Senegal | Sat, March 6, 2021 | 8:47 pm
The Senegal government on Friday vowed to use “all means necessary” to return order after police fired tear gas in clashes with supporters of opposition leader Ousmane Sonko as the interior minister said four people had died. The brawls erupted after a court ordered Sonko to be kept in custody. Following two days of demonstrations, UN Secretary-General Antonio Guterres urged all parties involved to prevent more unrest. “The demonstrations must remain peaceful, and security and police forces must act in accordance with international human rights principles at all times,” his spokesman Stephane Dujarric told reporters in New York.
On Friday, Interior Minister Antoine Felix Abdoulaye Diome said on television that the government “regrets the loss of four lives” in events “rooted in banditry and insurgency,” accusing Sonko of “issuing calls to violence.” Hundreds of young people fought running street battles with riot police in Dakar’s working-class Medina district earlier this week, and smoke rose from burning tyres at makeshift barricades in the capital city. On the main Blaise Diagne road, protesters chanted “Free Sonko” as bricks, grenade cartridges, and burning debris littered the ground.
“The demonstrations must remain peaceful, and security and police forces must act in accordance with international human rights principles at all times,” his spokesman Stephane Dujarric told reporters in New York. Looters also ransacked a French supermarket chain Auchan in Mbao, in the city’s outskirts, according to an AFP correspondent on the scene. During this week’s unrest, at least 14 stores have been targeted, according to the chain. The detention of Sonko, who is influential among young people and is seen as a key challenger to President Macky Sall, has caused the worst unrest in years in a West African country that is often praised for its stability.

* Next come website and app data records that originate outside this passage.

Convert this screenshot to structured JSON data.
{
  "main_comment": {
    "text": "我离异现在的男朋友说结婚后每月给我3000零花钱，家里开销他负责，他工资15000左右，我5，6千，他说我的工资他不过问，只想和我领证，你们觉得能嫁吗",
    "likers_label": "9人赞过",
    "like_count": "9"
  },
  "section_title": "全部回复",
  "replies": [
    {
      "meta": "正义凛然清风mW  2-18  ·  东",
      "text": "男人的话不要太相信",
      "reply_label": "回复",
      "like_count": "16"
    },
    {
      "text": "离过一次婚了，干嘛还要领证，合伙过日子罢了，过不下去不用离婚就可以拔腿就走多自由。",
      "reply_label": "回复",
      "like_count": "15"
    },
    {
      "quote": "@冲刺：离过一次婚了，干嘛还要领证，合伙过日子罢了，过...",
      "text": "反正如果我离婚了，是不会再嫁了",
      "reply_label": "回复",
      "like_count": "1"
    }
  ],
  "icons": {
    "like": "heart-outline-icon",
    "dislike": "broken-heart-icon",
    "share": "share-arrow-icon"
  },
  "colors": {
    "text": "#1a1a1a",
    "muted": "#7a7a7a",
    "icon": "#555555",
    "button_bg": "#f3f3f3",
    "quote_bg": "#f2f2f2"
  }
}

More demonstrations were planned to coincide with his Friday hearing before a judge on charges of disturbing the peace. After the hearing, attorney Etienne Ndione told reporters, “Sonko has been returned to custody on the issue of violating public order.” Tensions were high in the capital, with large police deployments erected around the city’s law courts, presidential palace, and National Assembly.
On Wednesday, clashes erupted between Sonko’s supporters and police as he made his way to court for another case in which he was accused of rape, which he denies. After that, Sonko was arrested on charges of violating public order, which caused outrage in the capital and other cities. On Sunday, the custody order given on Friday, which is unique to the public order event, will expire.
His lawyers said he was not charged in the rape case on Friday and would return to court on Monday for questions about the allegations. During clashes in the southern town of Bignona on Thursday, one person died, according to police. It was unclear whether or not that death was one of the four listed by Abdoulaye Diome. Protesters set fire to the offices of the government daily Le Soleil and the RFM radio station, both of which are owned by Youssou Ndour, a singer and former minister. Both news organizations are considered pro-government.
Many young Senegalese admire Sonko, a 46-year-old devout Muslim and leader of the opposition Pastef party, for his scathing attacks on the establishment, especially President Sall. In the 2019 elections, he finished third behind Sall. However, his political future was cast into doubt last month when an employee at a salon where he said he went for back massages filed rape charges against him.
He denies the charges and accuses Sall of plotting to keep him out of politics. On Thursday, the government issued a warning to “certain media” about “tendentious” coverage of events. Two local television channels, Sen TV and Walf TV, were suspended for 72 hours by regulatory authorities after they were accused of relentlessly broadcasting photos of the unrest.
Amnesty International issued a statement urging Senegalese authorities to “immediately halt arbitrary arrests of critics and activists, respect freedom of peaceful assembly and speech,” according to the statement. It also urged authorities to “expose the existence of men armed with clubs alongside security forces.” Social networking and messaging apps, such as Facebook, YouTube, and WhatsApp, have been impacted by bans, according to Netblocks, an organization that tracks Internet disruption.